The task:
Report each line from the entries in which "amount" can be found.

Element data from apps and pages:
□ □ □ □
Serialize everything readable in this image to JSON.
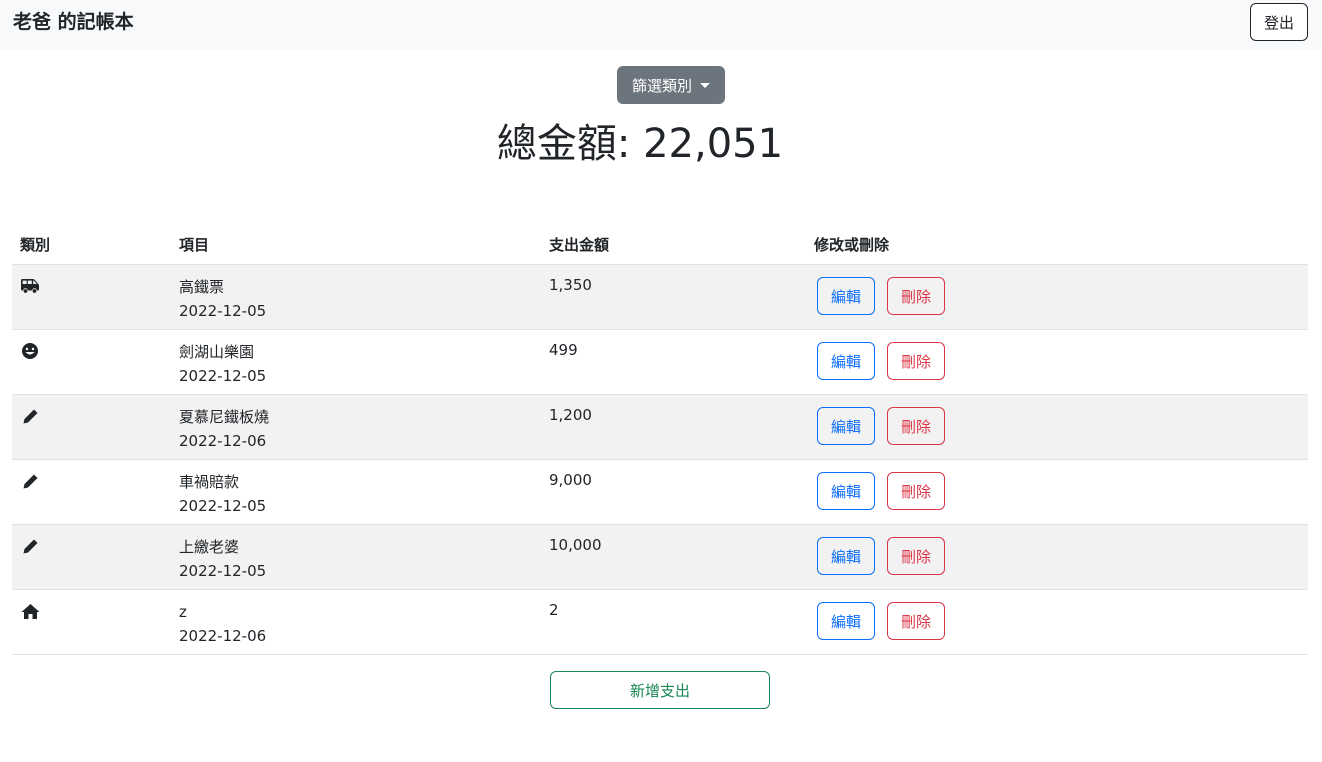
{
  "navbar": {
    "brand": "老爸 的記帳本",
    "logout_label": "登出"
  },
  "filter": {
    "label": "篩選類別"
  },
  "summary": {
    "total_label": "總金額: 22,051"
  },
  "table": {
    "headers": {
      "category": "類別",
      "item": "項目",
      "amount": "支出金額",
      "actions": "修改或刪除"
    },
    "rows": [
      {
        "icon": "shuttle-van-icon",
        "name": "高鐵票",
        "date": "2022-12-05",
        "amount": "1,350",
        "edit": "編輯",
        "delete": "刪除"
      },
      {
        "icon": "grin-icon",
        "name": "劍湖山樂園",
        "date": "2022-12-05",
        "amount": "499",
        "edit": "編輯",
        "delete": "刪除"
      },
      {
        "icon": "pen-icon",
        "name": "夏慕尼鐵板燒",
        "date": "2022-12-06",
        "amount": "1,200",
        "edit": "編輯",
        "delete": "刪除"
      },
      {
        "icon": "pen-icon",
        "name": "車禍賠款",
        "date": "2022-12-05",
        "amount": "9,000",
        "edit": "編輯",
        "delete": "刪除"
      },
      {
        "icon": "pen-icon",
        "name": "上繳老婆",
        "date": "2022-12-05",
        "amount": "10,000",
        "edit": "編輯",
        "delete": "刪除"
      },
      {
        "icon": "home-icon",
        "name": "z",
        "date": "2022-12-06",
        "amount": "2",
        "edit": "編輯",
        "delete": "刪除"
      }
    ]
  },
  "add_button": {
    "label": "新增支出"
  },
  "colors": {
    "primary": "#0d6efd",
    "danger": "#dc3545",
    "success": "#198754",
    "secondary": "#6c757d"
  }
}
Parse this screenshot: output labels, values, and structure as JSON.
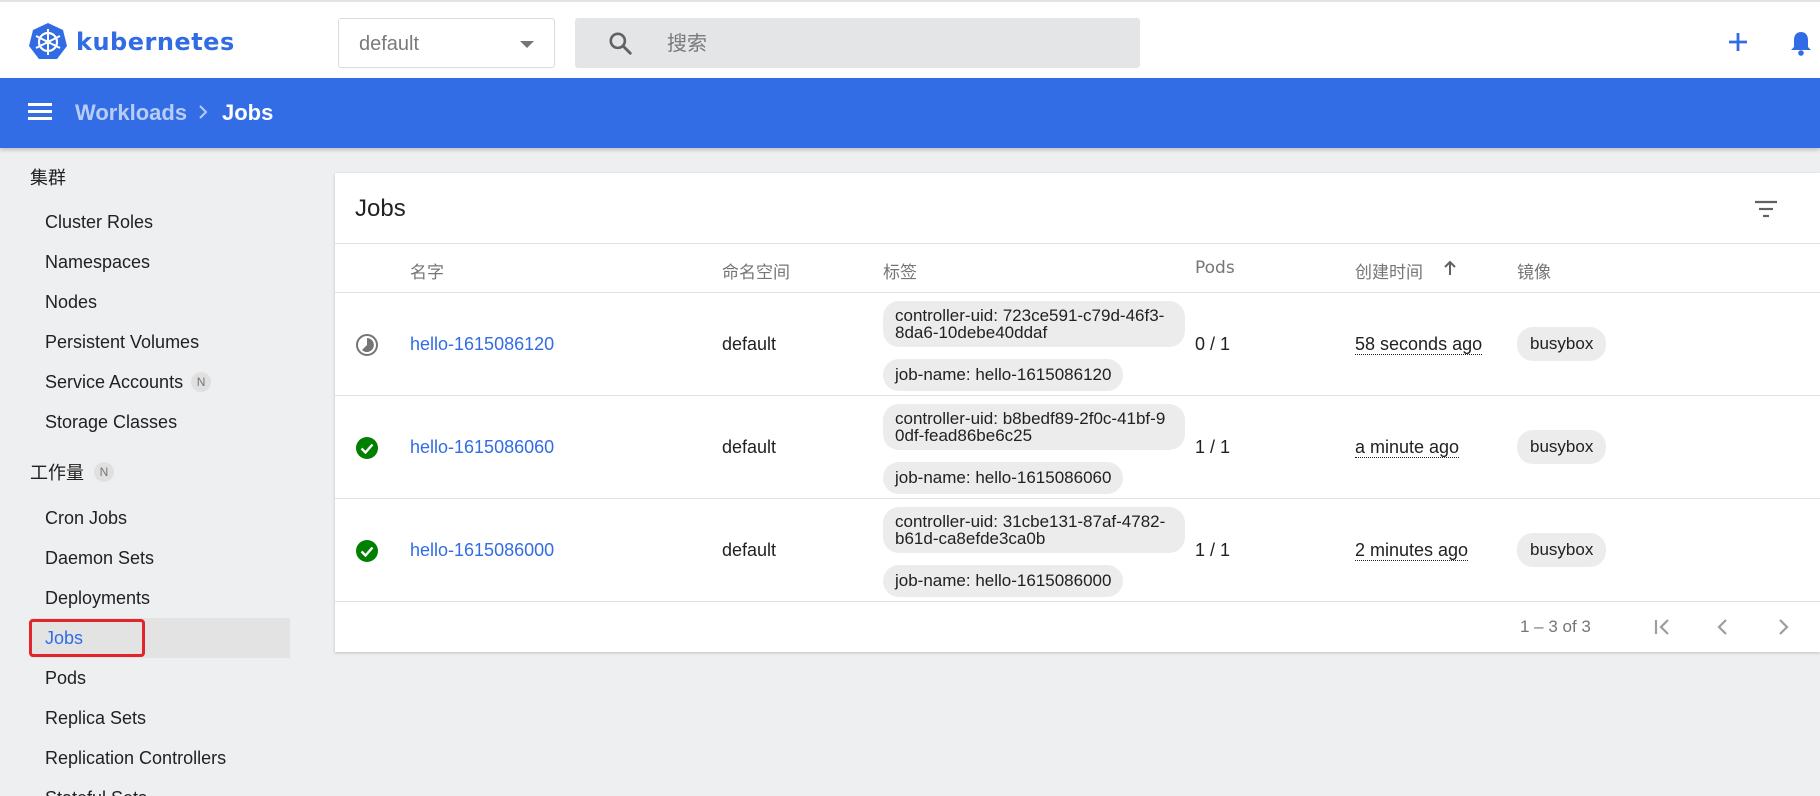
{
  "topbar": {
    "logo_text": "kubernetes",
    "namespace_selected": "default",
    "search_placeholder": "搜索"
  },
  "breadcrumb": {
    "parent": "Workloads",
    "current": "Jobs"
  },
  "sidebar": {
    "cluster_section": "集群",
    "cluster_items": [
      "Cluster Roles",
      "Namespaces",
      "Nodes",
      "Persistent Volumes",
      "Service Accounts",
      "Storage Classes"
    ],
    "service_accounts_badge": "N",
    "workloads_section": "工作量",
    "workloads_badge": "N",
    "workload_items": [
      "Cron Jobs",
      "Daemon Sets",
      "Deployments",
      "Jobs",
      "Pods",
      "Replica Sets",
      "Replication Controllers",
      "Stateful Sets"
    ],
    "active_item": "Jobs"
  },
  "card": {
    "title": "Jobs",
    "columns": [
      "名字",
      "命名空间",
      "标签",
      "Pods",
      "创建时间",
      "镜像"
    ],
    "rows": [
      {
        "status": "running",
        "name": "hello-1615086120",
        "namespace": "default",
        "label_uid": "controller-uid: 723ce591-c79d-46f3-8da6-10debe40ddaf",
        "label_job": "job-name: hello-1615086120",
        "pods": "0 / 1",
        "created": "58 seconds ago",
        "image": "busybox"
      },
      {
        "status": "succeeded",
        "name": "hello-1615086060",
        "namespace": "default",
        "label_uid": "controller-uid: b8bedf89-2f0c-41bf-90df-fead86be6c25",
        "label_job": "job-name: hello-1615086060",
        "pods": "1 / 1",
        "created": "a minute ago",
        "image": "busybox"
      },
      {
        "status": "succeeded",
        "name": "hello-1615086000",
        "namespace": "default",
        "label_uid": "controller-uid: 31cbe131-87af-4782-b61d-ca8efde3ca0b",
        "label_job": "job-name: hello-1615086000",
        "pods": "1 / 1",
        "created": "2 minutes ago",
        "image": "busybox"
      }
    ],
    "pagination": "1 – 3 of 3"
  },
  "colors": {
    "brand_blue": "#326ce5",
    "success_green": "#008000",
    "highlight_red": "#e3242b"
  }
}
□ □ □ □
Answer box:
      "amount": "支出金額",
        "amount": "1,350",
        "amount": "499",
        "amount": "1,200",
        "amount": "9,000",
        "amount": "10,000",
        "amount": "2",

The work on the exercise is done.